Ordinarily, an animal that kills a person will be put to death. According to the Mishna (39a) shor ha-itztadin – a “stadium ox” (i.e. a bull that was trained to fight) will not be killed if it killed a person, since the passage that teaches that law indicates that the animal will be killed if it gores, not if it was instigated by others to gore (see Shemot 21:28).
The Gemara on our daf asks about such an animal’s status with regard to other laws. For example, ordinarily an animal that has killed cannot be brought as a sacrifice. Would an animal like this be appropriate to bring as a korban? In response to this question we find that Rav believes that the animal was anoos – what happened was beyond its control, so it would not be held responsible and could be used as a korban. Shmuel disagrees arguing that the animal had committed a grievous sin, even if it could not technically be held responsible, it still would not be appropriate for the altar.

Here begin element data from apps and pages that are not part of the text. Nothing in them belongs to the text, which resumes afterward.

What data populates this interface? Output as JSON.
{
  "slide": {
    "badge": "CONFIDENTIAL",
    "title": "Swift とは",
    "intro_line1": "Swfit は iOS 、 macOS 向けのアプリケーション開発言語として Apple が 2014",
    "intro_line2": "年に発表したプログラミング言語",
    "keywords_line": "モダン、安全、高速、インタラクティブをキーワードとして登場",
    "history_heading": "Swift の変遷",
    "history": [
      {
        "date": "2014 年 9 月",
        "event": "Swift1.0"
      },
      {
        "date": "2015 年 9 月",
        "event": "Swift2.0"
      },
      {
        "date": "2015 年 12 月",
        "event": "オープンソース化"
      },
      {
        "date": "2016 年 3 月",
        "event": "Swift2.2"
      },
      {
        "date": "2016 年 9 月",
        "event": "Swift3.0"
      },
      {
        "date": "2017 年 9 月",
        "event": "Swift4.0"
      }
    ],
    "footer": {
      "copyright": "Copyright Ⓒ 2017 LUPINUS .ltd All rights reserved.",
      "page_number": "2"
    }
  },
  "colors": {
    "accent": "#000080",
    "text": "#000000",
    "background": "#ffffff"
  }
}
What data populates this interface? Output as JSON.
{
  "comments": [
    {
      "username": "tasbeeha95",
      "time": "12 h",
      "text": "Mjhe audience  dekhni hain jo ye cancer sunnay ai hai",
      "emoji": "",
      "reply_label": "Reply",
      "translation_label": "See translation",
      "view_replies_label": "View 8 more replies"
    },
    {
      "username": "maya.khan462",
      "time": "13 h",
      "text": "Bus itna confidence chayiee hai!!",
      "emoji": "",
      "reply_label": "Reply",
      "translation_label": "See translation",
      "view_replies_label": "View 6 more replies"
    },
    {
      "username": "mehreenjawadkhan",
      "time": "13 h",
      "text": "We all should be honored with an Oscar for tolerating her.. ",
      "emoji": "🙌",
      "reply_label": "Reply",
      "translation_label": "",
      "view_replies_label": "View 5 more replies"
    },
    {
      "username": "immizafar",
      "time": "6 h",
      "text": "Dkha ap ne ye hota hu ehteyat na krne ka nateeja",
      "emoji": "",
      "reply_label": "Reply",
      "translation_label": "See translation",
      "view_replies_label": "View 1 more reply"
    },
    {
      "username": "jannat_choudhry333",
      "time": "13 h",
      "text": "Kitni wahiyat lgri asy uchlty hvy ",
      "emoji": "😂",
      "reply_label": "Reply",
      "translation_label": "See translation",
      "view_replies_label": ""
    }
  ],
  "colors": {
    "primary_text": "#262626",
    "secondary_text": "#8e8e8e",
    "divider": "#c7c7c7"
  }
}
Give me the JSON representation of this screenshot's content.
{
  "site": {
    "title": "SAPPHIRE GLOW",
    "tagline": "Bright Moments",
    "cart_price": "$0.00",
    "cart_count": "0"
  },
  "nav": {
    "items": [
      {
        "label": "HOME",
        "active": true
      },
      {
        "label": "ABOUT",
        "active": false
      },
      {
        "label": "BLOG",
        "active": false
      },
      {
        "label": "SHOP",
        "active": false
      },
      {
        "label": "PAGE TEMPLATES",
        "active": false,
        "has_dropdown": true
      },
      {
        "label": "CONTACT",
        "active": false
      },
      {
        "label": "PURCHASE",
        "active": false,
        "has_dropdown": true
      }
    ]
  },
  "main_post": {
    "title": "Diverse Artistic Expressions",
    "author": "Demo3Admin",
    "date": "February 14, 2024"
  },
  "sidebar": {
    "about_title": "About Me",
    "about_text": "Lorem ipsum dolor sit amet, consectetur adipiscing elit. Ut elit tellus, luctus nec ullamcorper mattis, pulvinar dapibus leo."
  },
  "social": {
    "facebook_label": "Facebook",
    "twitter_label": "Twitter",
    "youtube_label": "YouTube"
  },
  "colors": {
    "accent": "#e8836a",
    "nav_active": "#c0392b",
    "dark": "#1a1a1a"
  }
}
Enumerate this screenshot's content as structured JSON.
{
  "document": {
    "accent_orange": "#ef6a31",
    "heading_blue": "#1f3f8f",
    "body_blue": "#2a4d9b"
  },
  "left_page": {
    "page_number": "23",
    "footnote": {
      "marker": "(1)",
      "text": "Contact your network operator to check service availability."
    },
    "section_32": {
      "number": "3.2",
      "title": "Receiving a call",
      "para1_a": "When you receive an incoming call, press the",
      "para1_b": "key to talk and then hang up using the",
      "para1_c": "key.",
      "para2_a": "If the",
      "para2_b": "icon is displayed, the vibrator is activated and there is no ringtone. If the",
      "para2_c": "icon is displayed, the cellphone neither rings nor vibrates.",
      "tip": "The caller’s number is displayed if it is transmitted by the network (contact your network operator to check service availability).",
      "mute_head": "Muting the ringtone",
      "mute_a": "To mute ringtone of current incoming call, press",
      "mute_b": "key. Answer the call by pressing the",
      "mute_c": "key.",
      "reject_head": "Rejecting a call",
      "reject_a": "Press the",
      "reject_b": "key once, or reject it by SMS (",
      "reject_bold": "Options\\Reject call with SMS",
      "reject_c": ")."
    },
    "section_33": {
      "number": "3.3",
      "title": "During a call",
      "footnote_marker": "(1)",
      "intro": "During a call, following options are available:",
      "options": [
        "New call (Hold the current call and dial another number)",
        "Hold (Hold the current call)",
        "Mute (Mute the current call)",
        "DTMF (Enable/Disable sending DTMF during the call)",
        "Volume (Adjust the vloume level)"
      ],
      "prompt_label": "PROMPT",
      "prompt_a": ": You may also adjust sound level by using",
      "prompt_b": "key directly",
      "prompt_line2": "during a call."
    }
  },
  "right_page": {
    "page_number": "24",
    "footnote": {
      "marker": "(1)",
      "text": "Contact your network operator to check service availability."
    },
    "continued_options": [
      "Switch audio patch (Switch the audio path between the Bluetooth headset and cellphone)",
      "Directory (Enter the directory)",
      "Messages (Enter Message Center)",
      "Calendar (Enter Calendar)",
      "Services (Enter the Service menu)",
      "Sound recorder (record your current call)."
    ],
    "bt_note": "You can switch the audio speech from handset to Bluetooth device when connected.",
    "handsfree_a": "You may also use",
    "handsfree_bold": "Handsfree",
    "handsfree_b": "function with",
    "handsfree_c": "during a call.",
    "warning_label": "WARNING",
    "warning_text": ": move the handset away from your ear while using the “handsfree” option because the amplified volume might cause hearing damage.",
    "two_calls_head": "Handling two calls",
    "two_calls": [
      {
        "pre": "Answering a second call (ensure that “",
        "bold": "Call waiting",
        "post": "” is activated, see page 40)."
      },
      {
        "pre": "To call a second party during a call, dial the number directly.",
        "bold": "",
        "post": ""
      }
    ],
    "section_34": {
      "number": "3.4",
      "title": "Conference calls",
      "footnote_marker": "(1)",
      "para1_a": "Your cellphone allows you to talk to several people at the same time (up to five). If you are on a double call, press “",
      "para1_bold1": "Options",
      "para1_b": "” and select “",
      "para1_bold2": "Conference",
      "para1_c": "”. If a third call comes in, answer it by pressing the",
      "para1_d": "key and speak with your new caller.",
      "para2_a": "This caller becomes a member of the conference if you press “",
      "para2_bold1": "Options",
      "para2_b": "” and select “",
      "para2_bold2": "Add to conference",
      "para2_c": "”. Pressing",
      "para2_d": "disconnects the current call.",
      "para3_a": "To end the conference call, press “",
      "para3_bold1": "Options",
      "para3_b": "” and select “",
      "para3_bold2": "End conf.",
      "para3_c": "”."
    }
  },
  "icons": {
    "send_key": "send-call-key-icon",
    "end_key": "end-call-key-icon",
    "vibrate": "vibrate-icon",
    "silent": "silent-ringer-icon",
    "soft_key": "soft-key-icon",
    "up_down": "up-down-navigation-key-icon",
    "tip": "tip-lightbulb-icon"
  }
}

In his Nahalat Moshe, Rav Azriel Moshe Rothstein suggests that the argument between Rav and Shmuel is part of a larger question of how we must view situations of ones – of a forbidden act that one is forced to commit against his will. According to Rav’s approach, Jewish law separates such an act from the individual who did it, so we view the anoos not only as being free from punishment, but as if he did not do the act at all. Shmuel believes that the individual may be free from punishment, but we still view him as being the one who performed this act.
In the time of the Mishna, Roman stadia included performances of barbarism, including animals that were raised specifically for fights. Additionally (as is the case with bullfighting today), the animals were prodded and even stabbed in order to encourage them to gore and to attack.